Asian shares gained across the board on Thursday as risk appetite revived after the Federal Reserve reduced the number of interest rate hikes expected this year, while the dollar nursed substantial losses.


A pedestrian looks at an electronic board showing the stock market indices of various countries outside a brokerage in Tokyo, Japan, February 26, 2016.



Spreadbetters saw the upward momentum for equities being retained in Europe, forecasting a higher open for Britain's FTSE .FTSE, Germany's DAX .GDAXI and France's CAC .FCHI

The potential for more money to continue flowing into commodities and equities, rather being lured by higher U.S. interest rates, boosted crude oil and emerging market stocks.

MSCI's broadest index of Asia-Pacific shares outside Japan .MIAPJ0000PUS climbed to a two-month high and was last up 1.9 percent.

Australian stocks added 1 percent, South Korea's Kospi .KS11 rose 0.9 percent and Shanghai .SSEC was up 1 percent. Japan's Nikkei .N225 pared earlier gains and fell 0.6 percent as the dollar slipped versus the yen.

Asian equities took their cue from Wall Street, where the S&P 500 .SPX closed at its highest level this year following the U.S. central bank's cautious message. [.N]

The Fed concluded a closely watched two-day policy meeting on Wednesday by leaving interest rates untouched, as expected, and signaling fewer rate hikes in coming months as the United States continues to face risks from an uncertain global economy.

"Removing interest rate risk from the near horizon has been enough to coax money back into risky assets, but price increases in gold and the depreciation of the dollar would indicate that quantification of the degree of risk still varies greatly," said Martin King, co-managing director at Tyton Capital Advisors.

Global growth concerns, particularly regarding China, have rattled markets through much of this year, and this was seen to have influenced the Fed's position.

"In our view, the Fed has become increasingly responsive to changes in financial conditions. We believe this sensitivity is a problem since we see the Fed's intended policy actions as contributing to the very financial conditions that led to its eventual inaction," strategists are Barclays wrote.

The dollar index hovered near a one-month low of 95.539 .DXY hit overnight after the Fed reduced its expectations for interest rate hikes in 2016 to two from four.

The euro was near $1.1244 EUR=, its highest since March 15. The dollar descended to a three-week low below 112 yen JPY.

Commodity-linked currencies rose strongly as products such as oil and iron ore soared after the Fed's decision.

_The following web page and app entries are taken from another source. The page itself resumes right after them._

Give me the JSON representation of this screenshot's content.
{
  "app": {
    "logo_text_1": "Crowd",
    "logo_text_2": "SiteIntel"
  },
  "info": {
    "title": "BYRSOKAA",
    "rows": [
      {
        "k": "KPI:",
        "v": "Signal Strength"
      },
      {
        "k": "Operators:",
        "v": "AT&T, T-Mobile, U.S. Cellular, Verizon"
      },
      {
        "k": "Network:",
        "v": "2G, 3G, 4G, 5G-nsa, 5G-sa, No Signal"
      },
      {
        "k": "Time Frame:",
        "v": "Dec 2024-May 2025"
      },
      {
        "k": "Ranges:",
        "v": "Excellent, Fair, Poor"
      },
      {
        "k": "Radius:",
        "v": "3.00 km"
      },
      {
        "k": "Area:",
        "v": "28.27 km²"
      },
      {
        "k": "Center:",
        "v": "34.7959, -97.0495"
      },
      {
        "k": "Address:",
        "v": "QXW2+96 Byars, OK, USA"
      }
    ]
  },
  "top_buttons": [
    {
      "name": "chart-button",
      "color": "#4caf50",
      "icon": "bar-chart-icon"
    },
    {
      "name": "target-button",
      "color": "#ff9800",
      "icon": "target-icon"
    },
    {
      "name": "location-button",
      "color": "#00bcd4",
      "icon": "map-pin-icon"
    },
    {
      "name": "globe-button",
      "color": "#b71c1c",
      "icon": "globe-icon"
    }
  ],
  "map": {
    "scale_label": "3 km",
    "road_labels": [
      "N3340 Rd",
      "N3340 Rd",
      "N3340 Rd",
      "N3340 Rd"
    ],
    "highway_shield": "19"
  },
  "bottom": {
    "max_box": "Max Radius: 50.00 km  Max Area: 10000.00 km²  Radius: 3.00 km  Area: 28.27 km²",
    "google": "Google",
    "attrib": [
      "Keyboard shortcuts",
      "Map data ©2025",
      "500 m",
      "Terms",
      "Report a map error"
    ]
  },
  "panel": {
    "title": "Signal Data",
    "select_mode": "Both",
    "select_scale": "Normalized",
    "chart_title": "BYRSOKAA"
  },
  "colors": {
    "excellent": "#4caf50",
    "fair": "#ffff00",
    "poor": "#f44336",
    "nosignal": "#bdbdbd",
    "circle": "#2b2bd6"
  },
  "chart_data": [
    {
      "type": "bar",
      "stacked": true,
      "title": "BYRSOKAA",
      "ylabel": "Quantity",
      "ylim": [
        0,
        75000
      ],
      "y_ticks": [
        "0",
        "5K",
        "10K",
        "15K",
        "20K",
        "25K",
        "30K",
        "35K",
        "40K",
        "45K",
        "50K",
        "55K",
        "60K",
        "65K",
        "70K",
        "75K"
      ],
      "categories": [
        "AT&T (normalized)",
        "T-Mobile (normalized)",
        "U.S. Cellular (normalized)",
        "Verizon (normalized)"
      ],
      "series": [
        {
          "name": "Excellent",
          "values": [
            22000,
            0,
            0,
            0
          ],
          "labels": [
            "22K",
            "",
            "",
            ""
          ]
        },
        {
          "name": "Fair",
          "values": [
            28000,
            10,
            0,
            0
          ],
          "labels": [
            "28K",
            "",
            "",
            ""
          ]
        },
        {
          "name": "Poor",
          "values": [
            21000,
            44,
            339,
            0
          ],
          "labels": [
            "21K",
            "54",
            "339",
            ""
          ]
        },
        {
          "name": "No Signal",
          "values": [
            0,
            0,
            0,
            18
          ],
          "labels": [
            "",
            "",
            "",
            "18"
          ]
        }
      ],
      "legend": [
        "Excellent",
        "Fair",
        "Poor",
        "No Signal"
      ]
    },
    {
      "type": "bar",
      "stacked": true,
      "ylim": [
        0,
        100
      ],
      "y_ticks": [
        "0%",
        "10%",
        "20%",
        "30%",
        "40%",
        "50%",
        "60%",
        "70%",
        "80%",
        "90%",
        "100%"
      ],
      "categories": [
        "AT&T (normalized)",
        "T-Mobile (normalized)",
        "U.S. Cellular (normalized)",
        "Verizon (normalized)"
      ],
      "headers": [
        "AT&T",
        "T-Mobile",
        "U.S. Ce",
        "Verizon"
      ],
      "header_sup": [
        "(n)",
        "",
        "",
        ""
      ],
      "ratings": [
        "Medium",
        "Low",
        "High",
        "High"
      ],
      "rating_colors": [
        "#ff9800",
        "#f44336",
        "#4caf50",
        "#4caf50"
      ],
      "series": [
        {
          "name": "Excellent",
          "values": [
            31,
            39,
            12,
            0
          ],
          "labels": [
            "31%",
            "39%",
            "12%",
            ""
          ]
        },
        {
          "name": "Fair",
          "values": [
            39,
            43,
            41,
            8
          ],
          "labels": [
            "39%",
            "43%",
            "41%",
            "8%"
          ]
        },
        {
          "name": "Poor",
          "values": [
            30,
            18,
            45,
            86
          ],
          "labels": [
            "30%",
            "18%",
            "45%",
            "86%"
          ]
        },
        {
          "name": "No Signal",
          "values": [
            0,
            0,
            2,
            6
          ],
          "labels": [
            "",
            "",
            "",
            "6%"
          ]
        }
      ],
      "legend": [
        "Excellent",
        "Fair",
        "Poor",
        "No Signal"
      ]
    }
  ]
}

The Australian dollar, which already jumped 1.2 percent overnight, caught a fresh lift from an upbeat local jobs report and rose to an eight-month high of $0.7620 AUD=D4.

The Canadian dollar was firm at C$1.3098 to the dollar CAD=D4 after rallying nearly 2 percent to a four-month peak of C$1.3094 overnight.

Emerging market currencies such as the Malaysian ringgit and Indonesian rupiah also firmed. The South Korean won KRW=KFTC touched its highest point against the dollar since the end of December.

Oil prices also rose as major producers firmed up plans to meet in Qatar to discuss an output freeze. U.S. crude oil rose to a three-month peak of $39.38 a barrel CLc1 after surging nearly 6 percent overnight. Brent LCOc1 was up 27 cents at $40.60 a barrel. [O/R]

Three-month copper on the London Metal Exchange CMCU3 traded up 1.5 percent at $5,009.50 a tonne. A weaker greenback tends to favor commodities traded in dollars by making them cheaper for non-U.S. buyers. [MET/L]

Spot gold XAU= slid 0.4 percent to $1,258.15 an ounce as the precious metal lost steam following Wednesday's 2.5 percent surge. [GOL/]

Spot iron .IO62-CNI=SI rose 1.5 percent to $52.50 a tonne late on Wednesday, helping the metal reverse some the steep losses suffered over the past week.

Source: Reuters